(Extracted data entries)
┄┄┄┄┄┄┄┄┄┄┄┄┄┄┄┄┄┄┄┄

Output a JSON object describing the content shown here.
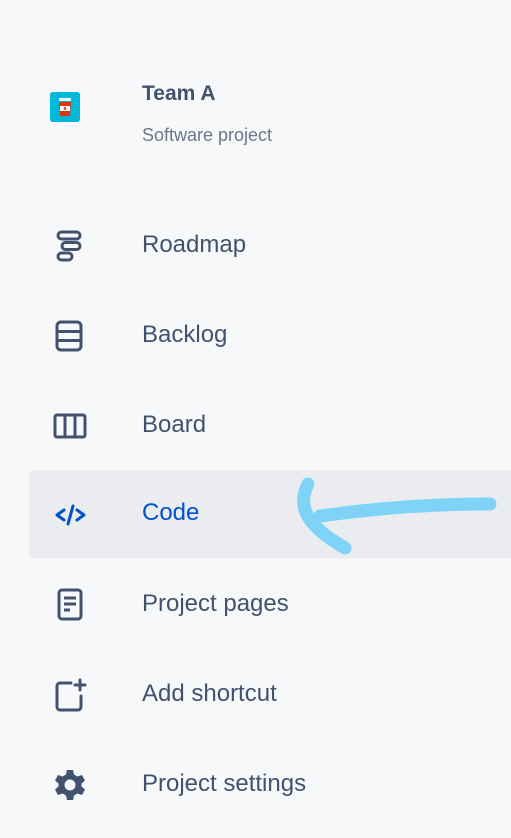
{
  "project": {
    "name": "Team A",
    "type": "Software project",
    "avatar_icon": "coffee-cup-icon",
    "avatar_color": "#00b8d9"
  },
  "nav": {
    "items": [
      {
        "label": "Roadmap",
        "icon": "roadmap-icon"
      },
      {
        "label": "Backlog",
        "icon": "backlog-icon"
      },
      {
        "label": "Board",
        "icon": "board-icon"
      },
      {
        "label": "Code",
        "icon": "code-icon",
        "selected": true
      },
      {
        "label": "Project pages",
        "icon": "page-icon"
      },
      {
        "label": "Add shortcut",
        "icon": "add-shortcut-icon"
      },
      {
        "label": "Project settings",
        "icon": "gear-icon"
      }
    ]
  },
  "colors": {
    "sidebar_bg": "#f7f8fa",
    "selected_bg": "#ebecf0",
    "text": "#42526e",
    "selected_text": "#0052cc",
    "annotation_arrow": "#7fd3f7"
  }
}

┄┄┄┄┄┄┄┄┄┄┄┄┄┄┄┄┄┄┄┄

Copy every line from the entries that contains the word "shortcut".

        "label": "Add shortcut",
        "icon": "add-shortcut-icon"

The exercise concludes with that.